Exercise aim:
In the listing below, look for "Основной" and copy every line that has it.
Input data: Begin
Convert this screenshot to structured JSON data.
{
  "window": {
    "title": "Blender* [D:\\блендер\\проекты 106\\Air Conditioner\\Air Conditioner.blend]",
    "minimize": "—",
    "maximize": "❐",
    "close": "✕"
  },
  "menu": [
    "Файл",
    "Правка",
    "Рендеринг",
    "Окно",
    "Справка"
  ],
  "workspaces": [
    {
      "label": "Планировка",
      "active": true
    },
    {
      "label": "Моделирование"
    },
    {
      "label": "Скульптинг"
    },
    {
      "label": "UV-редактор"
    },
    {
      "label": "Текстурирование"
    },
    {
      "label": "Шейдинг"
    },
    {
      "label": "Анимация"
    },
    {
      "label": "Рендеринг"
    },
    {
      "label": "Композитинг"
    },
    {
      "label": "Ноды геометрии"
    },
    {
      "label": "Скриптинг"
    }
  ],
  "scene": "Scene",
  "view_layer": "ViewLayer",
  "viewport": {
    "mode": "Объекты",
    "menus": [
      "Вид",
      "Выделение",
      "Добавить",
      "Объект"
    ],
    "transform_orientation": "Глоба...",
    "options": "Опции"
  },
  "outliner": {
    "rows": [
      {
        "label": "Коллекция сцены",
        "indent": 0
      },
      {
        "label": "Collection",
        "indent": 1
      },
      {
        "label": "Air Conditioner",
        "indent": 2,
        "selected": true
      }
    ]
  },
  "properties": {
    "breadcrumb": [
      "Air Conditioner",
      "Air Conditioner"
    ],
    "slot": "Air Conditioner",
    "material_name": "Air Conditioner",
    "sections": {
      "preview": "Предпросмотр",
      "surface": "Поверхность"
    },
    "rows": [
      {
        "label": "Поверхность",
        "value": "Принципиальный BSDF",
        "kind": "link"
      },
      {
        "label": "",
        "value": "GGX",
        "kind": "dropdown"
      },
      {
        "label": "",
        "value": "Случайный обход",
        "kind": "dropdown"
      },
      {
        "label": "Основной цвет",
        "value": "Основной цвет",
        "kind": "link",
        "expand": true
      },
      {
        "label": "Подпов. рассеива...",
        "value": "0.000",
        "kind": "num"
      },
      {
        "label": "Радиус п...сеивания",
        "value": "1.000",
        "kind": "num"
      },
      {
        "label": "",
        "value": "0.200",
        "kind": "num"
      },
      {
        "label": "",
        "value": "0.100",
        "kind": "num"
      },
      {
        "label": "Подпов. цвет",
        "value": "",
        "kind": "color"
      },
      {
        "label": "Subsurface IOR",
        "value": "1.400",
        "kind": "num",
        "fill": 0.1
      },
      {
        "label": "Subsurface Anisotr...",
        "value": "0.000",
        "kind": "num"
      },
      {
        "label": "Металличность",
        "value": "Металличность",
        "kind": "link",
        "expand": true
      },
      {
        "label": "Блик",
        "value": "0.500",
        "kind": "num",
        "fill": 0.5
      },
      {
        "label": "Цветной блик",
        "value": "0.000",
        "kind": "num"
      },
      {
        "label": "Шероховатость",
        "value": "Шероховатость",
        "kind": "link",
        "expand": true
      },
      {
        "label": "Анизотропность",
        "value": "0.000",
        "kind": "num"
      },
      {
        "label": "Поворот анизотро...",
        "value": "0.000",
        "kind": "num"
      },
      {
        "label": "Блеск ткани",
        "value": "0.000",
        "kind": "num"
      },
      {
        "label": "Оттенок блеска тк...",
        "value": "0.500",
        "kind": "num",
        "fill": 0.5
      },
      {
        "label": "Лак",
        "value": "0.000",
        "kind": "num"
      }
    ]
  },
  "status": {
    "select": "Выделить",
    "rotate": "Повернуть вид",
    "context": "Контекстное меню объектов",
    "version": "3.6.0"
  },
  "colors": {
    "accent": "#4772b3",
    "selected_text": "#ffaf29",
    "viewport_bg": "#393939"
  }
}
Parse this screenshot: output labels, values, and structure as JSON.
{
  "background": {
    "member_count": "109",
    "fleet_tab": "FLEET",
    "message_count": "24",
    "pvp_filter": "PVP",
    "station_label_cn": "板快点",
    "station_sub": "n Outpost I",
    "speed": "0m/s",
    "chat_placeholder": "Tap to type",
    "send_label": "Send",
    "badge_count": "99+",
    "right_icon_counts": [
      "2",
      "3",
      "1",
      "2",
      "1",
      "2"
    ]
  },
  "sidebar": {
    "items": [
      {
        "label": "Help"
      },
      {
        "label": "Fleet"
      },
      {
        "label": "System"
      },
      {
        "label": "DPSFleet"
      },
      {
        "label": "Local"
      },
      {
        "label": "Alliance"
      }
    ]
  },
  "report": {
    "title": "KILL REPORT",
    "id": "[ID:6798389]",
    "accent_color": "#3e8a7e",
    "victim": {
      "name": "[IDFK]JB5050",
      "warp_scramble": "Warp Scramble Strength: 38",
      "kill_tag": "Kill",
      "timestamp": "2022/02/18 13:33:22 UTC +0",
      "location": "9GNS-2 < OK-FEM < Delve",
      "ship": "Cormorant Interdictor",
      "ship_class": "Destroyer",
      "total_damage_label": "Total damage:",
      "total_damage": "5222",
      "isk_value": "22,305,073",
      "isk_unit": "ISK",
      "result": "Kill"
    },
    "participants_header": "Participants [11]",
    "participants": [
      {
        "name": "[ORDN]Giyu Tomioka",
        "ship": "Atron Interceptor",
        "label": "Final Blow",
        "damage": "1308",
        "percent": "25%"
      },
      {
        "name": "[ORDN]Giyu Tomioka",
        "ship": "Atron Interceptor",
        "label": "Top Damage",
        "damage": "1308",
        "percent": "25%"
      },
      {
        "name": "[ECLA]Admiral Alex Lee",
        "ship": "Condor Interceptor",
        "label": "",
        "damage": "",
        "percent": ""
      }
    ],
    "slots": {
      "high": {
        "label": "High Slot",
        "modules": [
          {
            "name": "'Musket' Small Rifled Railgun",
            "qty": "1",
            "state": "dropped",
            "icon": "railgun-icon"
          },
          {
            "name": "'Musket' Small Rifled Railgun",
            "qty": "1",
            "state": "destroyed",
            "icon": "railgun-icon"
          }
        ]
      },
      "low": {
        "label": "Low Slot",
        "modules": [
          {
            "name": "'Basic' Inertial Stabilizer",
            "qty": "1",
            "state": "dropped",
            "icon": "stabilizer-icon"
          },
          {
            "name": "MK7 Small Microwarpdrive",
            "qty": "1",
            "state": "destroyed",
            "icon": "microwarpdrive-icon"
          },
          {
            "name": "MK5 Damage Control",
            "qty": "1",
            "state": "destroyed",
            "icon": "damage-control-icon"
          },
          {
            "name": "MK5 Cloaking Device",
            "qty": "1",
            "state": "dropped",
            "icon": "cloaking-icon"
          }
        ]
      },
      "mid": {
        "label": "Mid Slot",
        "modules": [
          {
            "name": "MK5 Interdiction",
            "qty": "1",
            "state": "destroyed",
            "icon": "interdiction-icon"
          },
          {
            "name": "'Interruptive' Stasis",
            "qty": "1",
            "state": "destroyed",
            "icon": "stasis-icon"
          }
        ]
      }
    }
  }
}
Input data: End
Reply:
        "label": "Основной цвет",
        "value": "Основной цвет",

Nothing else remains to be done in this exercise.